Leading with decency is equally powerful in business and warfare, from the ability to foster alliances to inspiring your troops. As Abraham Lincoln famously said: “I destroy my enemies when I make them my friends”.

This is, by no means, about being a ‘nice guy’, but about creating a culture where aggression isn’t needed to reach your goals. This style of leadership invites a highly accurate flow of information and creativity, where people are encouraged to be honest and take ownership. It’s easier to get buy-in on difficult decisions, because being up front builds trust. Instead of resentment, you get gratitude – which is an incredibly powerful tool.

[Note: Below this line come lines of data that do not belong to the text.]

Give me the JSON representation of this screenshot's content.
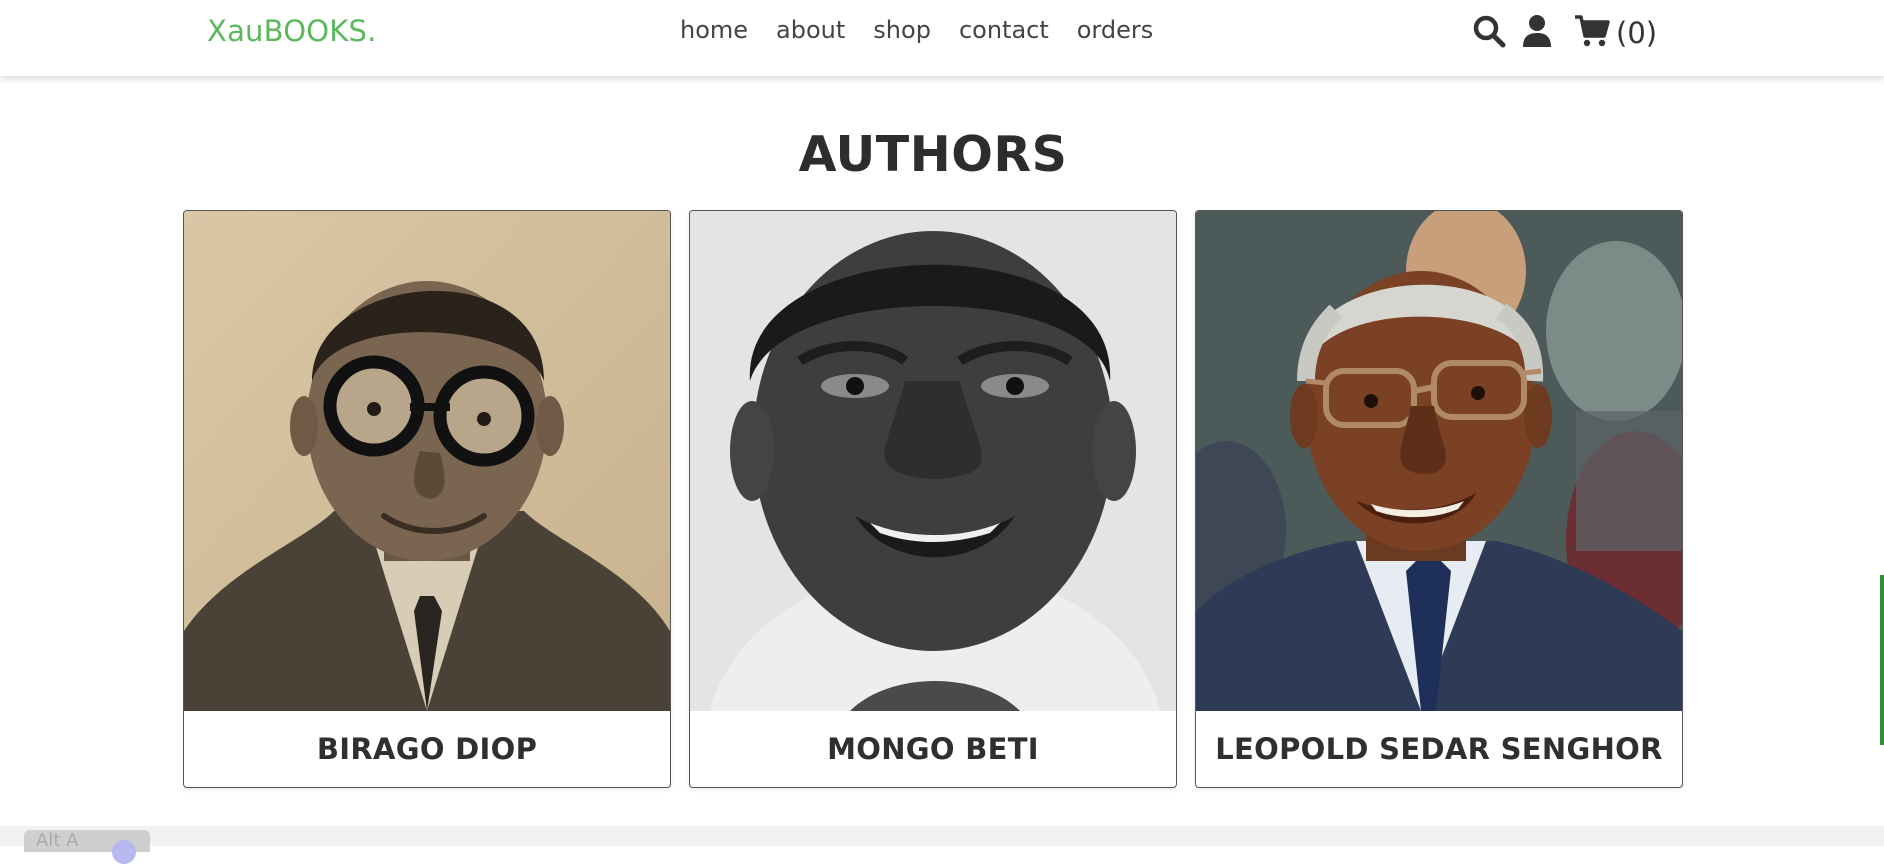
{
  "header": {
    "logo": "XauBOOKS.",
    "nav": [
      "home",
      "about",
      "shop",
      "contact",
      "orders"
    ],
    "icons": [
      "search-icon",
      "user-icon",
      "cart-icon"
    ],
    "cart_count": "(0)"
  },
  "section": {
    "title": "AUTHORS"
  },
  "authors": [
    {
      "name": "BIRAGO DIOP"
    },
    {
      "name": "MONGO BETI"
    },
    {
      "name": "LEOPOLD SEDAR SENGHOR"
    }
  ],
  "footer": {
    "badge": "Alt A"
  },
  "colors": {
    "brand": "#5cb85c",
    "text": "#333333"
  }
}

And personally? There are many advantages and strengths that come with being a fair leader. You’ll receive clear information, be able to assess things authentically and develop a culture of gratitude and generosity, but you’ll also have the satisfaction of knowing you have succeeded in the right way, without putting stumbling blocks in anybody’s path.

'The Art of Fairness: The Power of Decency in a World Gone Mean' by David Bodanis was released by Bridge Street Press in November 2020